(Dataset rows for apps and sites)
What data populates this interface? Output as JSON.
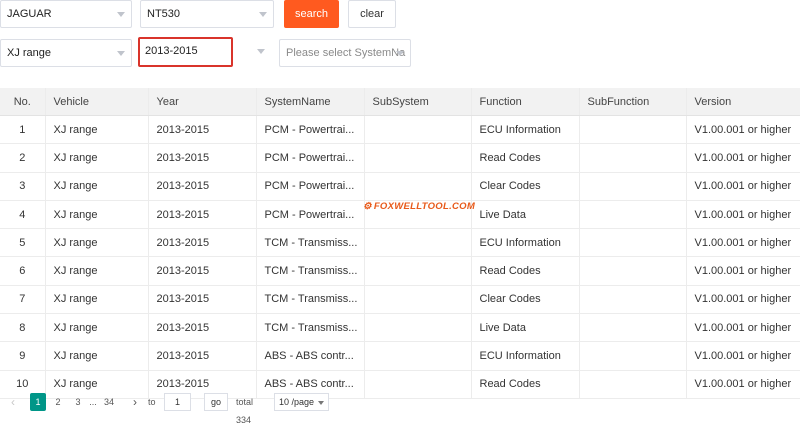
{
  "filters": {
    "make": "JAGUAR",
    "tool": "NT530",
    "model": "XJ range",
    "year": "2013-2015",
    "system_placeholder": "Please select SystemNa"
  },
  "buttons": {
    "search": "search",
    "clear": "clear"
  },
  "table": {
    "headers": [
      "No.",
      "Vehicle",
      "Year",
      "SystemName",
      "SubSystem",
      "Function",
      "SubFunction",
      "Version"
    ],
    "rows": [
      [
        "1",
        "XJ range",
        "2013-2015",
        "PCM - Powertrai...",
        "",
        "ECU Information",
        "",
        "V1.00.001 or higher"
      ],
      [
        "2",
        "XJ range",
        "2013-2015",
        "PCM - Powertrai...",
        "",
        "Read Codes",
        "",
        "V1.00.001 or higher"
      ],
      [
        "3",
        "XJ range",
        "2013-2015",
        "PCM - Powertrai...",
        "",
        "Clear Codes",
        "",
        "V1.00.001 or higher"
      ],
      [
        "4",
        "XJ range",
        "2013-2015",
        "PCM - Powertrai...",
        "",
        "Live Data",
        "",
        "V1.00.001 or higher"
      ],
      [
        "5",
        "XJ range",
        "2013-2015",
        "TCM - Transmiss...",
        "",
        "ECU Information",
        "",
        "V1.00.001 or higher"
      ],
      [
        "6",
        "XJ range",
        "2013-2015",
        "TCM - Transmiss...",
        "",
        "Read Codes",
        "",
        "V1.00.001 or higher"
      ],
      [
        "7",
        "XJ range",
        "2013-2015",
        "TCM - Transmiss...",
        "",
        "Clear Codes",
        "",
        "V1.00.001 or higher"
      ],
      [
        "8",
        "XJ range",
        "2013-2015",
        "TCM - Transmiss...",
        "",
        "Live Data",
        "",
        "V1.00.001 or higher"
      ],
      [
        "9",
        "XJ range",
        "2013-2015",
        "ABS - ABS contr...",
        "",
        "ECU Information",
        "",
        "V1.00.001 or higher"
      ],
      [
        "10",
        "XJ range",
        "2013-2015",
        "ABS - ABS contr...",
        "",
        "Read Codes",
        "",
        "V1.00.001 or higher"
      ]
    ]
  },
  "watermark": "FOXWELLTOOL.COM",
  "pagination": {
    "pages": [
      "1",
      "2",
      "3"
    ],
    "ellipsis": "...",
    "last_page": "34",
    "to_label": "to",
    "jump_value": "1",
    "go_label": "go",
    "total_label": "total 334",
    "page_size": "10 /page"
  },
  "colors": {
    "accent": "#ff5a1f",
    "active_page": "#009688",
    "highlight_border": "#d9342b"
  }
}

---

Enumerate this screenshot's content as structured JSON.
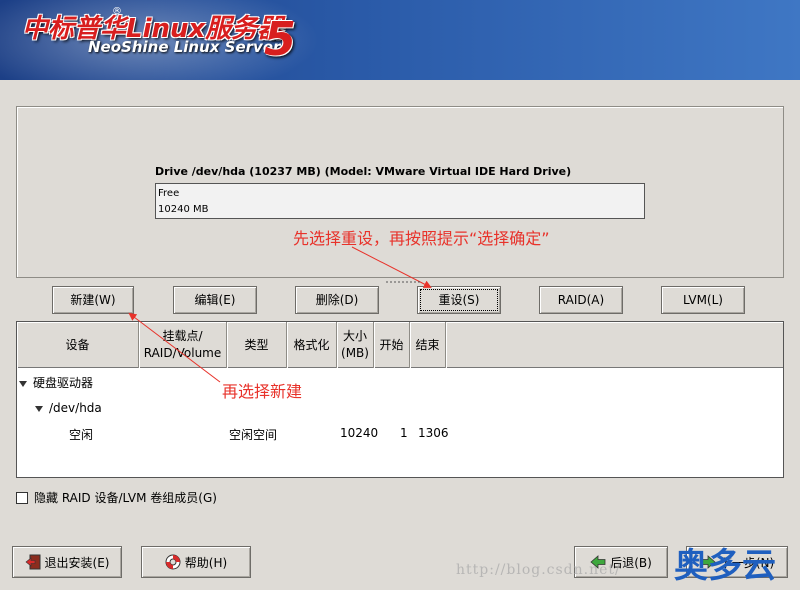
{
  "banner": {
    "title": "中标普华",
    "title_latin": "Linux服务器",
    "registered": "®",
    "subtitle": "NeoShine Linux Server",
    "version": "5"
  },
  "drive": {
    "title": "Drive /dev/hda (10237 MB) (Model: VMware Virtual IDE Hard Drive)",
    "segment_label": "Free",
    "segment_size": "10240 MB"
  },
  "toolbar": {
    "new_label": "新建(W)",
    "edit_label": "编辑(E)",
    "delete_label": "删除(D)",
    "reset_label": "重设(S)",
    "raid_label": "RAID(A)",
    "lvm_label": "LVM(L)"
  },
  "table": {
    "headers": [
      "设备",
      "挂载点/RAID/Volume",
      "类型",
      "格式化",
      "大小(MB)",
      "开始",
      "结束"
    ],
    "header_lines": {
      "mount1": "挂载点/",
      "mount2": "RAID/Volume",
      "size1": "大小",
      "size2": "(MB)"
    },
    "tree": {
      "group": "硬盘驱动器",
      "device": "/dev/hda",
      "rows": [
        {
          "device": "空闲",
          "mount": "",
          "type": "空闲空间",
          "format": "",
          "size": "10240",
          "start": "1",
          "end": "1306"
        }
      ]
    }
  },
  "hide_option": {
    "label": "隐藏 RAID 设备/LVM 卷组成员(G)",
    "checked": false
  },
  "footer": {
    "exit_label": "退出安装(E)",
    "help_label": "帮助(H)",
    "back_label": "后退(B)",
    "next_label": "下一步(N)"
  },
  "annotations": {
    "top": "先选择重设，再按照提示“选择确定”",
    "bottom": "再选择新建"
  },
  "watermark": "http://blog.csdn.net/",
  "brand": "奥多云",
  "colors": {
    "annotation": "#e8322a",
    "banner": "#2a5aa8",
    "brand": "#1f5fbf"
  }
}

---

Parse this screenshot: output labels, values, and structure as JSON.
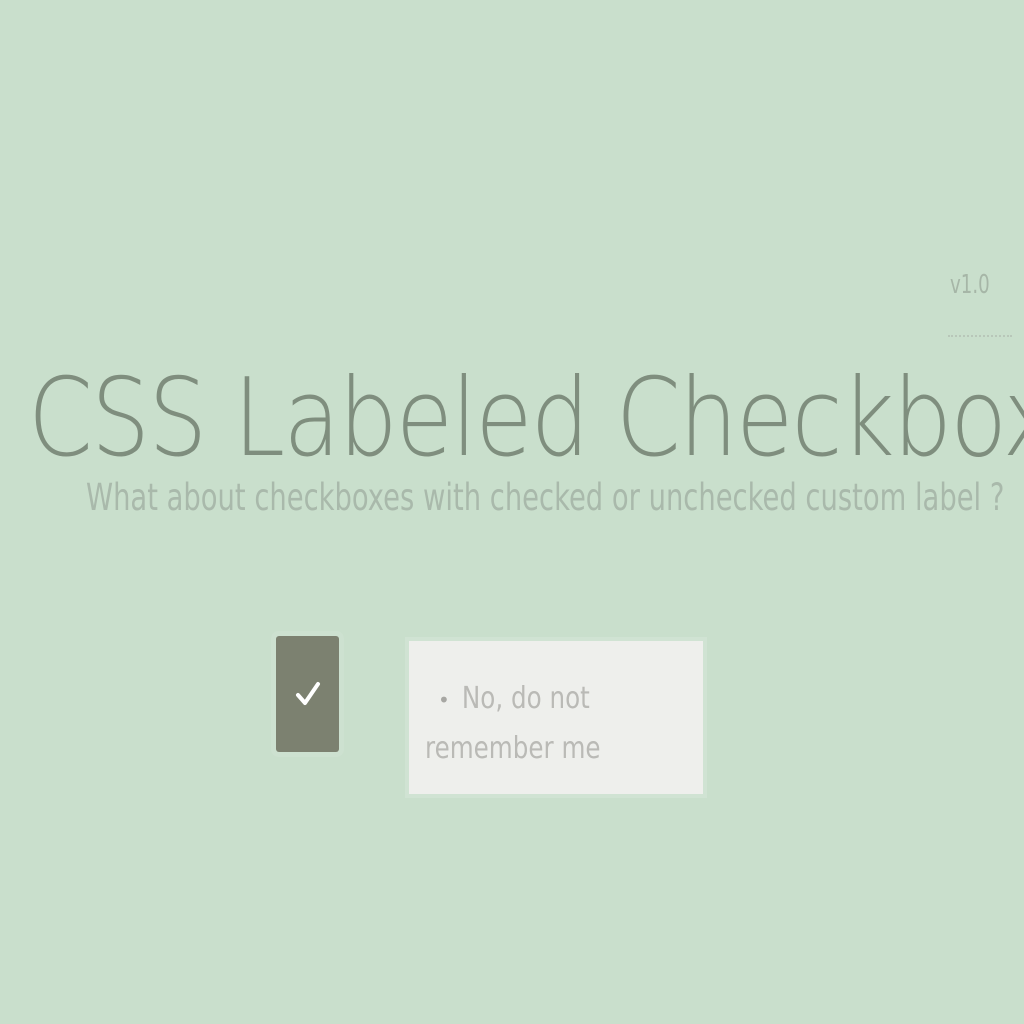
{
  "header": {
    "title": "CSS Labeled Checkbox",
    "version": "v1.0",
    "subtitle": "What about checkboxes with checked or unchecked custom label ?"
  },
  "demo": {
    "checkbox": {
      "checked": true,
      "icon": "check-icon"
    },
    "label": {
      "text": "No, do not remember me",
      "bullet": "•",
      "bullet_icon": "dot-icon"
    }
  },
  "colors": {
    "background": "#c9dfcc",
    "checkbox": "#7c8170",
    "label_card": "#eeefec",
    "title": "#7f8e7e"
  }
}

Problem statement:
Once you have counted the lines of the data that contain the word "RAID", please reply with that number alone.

Written reply:
4